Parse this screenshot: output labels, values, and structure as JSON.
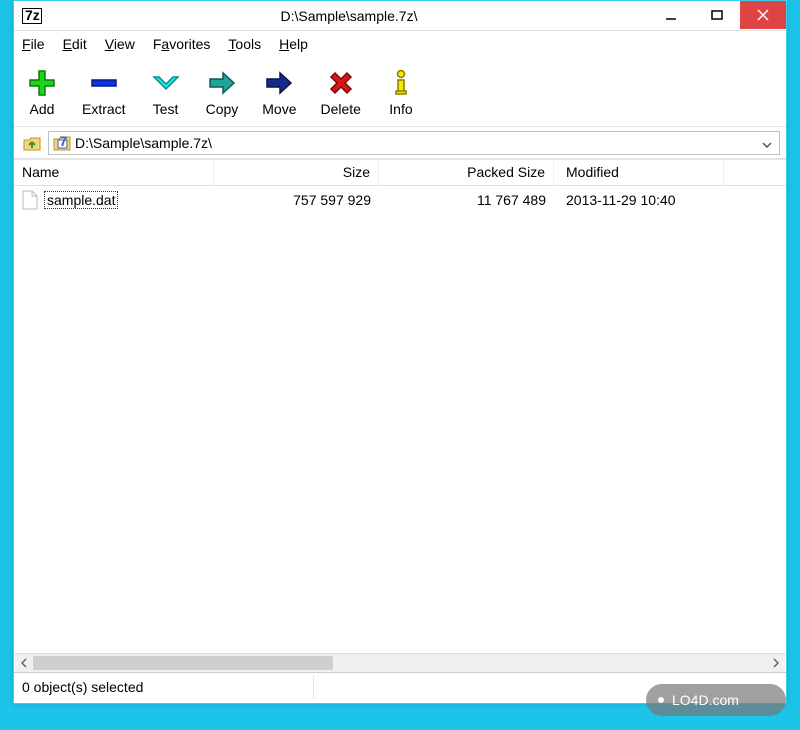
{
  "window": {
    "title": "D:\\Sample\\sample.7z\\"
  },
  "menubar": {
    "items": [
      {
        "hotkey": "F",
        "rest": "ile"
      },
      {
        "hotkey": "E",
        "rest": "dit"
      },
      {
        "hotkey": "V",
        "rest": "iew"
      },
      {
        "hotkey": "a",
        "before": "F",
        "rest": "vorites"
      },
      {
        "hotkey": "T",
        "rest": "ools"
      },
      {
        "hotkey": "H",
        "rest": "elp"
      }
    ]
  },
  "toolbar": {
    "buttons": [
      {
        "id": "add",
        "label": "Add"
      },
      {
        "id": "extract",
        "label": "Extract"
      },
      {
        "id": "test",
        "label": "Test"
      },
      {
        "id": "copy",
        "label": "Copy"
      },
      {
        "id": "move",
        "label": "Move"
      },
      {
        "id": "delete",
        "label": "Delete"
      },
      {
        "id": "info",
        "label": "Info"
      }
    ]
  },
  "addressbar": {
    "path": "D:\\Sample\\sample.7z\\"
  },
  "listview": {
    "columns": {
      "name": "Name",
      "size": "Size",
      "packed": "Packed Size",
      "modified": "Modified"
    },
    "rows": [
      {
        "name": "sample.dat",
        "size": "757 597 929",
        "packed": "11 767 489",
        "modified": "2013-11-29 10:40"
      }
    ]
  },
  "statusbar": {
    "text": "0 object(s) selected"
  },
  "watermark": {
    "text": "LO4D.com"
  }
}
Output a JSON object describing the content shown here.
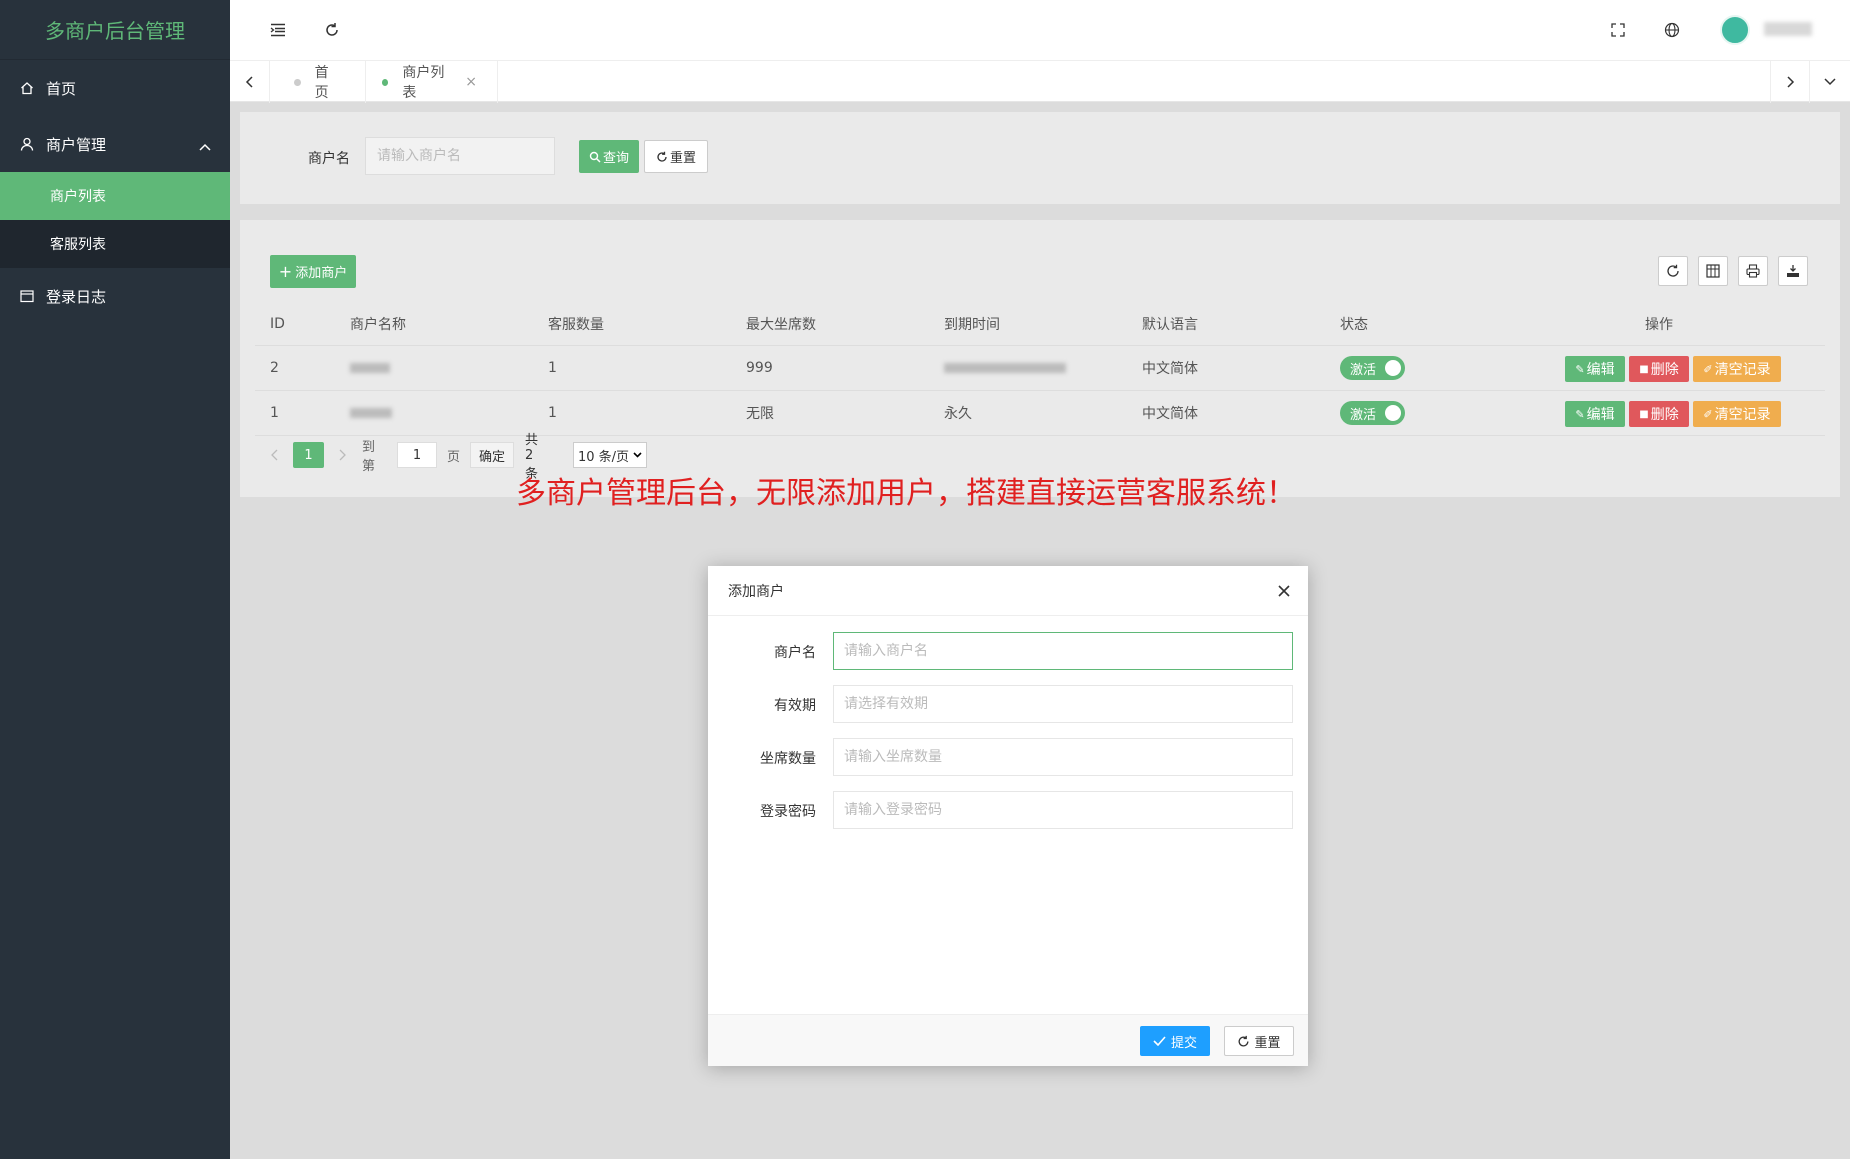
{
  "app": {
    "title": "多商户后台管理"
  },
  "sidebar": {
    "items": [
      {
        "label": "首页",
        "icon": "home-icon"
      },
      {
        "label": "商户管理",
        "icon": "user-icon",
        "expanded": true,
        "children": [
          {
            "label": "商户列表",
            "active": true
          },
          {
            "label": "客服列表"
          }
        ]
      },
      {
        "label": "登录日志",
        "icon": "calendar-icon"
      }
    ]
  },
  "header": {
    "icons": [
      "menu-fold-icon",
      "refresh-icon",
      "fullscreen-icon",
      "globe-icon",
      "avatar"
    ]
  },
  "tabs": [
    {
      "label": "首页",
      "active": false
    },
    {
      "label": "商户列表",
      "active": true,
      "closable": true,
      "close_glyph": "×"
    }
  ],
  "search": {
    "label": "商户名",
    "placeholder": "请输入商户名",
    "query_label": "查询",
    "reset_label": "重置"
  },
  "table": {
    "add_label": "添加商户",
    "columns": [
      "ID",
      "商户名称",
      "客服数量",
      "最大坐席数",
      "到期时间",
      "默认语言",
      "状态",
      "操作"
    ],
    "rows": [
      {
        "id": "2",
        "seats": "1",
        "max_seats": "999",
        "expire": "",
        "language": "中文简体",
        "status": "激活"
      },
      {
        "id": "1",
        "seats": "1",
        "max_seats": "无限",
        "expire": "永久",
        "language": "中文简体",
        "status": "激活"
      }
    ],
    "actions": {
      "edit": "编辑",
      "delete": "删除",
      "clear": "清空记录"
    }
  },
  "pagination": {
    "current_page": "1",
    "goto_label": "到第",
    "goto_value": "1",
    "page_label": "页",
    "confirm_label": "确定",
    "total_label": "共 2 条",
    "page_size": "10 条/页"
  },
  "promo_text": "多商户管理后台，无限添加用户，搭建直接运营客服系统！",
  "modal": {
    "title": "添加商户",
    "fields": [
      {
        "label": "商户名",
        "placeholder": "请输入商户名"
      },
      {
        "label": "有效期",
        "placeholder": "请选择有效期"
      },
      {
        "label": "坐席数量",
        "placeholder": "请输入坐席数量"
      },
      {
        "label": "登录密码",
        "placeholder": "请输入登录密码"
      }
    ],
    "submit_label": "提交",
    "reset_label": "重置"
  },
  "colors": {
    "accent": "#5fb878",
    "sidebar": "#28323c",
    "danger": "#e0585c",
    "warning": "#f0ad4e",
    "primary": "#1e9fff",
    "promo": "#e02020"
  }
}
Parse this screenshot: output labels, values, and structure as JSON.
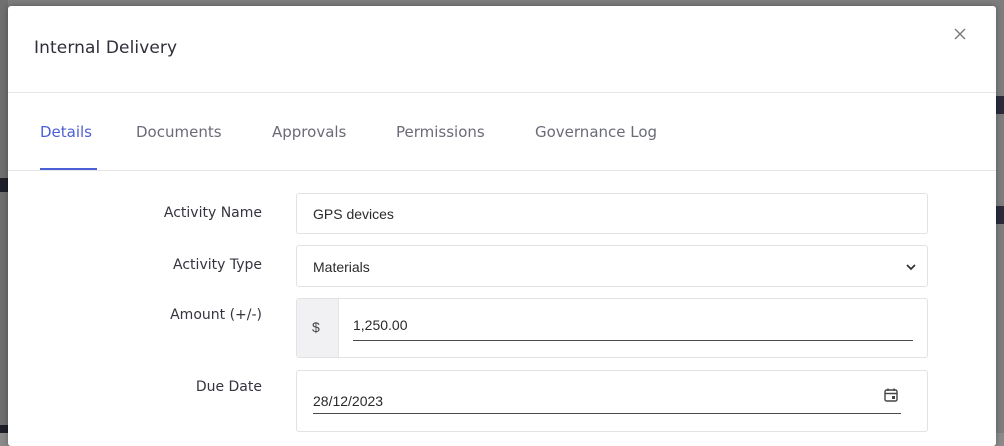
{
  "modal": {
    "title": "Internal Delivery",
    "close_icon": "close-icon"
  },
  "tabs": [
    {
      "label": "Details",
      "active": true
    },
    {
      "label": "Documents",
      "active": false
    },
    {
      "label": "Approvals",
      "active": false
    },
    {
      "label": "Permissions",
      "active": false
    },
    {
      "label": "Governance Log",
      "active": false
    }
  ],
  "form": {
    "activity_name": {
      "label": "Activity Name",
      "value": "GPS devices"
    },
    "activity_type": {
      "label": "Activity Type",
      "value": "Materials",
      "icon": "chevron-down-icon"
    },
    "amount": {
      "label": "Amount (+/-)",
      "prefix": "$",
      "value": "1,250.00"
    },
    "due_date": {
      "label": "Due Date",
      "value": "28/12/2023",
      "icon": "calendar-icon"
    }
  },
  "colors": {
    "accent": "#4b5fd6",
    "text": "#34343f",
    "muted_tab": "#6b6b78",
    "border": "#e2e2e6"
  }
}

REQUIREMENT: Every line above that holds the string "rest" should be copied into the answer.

TASK RESULT:
        "rest": "ile"
        "rest": "dit"
        "rest": "iew"
        "rest": "vorites"
        "rest": "ools"
        "rest": "elp"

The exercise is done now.